Pedro finally gets a win. Bob Hohler looks at a workmanlike game in stifling heat. Michael Silverman says the Sox will hate to see the Tigers leave. Christopher Price has the quick and dirty lowdown from Fenway. Paul Kenyon says every win is important. Tom Yantz also says there is regret that the Tigers are headed out of town. Dan Shaughnessy looks at the effort of Pedro, who avoided the dreaded “reverse lock” theory. He concludes with this:

It was Pedro's 92d career win with the Red Sox. He needs 100 to catch Roger Clemens and Cy Young at the top of the Sox list. With good health, more bullpen help, and another $100 million, it's certainly possible.

I’m trying to figure out if he’s being snide or sincere here. Joe Burris looks at Trot Nixon having fun in the sun yesterday. Steve Buckley looks at Jason Varitek’s homer off the Pesky pole yesterday, and thinks that Troy O’Leary in 1996 was the last player to hit the pole. Michael Gee says Brandon Lyon looked like a true closer yesterday. Alex Speier also looks at Lyon’s two inning save. Gee’s pay column says that the Red Sox free agent class of 2004 all drove up their prices against the Tigers. In Buckley’s pay column, he’s not disappointed that Pedro didn’t pitch a no-hitter yesterday. He’s glad he just got the victory. Aaron Harlan looks at Damian Jackson, who had the wind knocked out of him after a couple ugly incidents in the outfield. In Yantz’s notebook, Jackson’s efforts earned him praise from John Henry. Kenyon’s notebook looks at Little’s theories on resting players. Silverman’s notebook also looks at Jackson’s adventures and also have Kevin Millar looking ahead to the Marlins. Hohler’s notebook has Little proclaiming Varitek an All Star.

Michael Smith looks at Matt Hasselbeck, coming into his own in Seattle.

Bill Griffith exhorts his NESN colleagues to broadcast the Springsteen concert on the cable network. Jim Baker looks at Lisa Guerrero joining Monday Night Football, and has her giving Eddie Andelman and his wife Judi credit for getting her started in the TV business. Maybe we can give Eddie credit for discovering her…

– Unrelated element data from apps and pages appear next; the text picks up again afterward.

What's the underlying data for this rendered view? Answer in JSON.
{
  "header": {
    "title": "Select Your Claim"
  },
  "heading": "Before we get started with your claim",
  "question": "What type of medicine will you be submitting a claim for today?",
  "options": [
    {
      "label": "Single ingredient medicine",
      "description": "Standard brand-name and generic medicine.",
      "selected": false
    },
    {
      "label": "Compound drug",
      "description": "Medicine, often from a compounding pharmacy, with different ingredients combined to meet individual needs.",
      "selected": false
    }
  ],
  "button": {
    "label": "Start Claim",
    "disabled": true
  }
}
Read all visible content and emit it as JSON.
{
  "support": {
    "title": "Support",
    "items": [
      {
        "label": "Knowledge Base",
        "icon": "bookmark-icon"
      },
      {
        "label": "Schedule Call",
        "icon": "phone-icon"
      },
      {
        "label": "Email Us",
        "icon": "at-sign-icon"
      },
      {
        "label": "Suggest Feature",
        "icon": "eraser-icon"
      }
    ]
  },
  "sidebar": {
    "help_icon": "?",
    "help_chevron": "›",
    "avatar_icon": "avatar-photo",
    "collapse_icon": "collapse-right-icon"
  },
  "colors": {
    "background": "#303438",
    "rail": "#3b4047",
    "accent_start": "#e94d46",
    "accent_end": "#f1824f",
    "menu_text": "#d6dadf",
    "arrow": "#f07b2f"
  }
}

UPN38 has Red Sox/Marlins at 7:00. ESPN Classic looks at the 1986 Celtics at 7:30.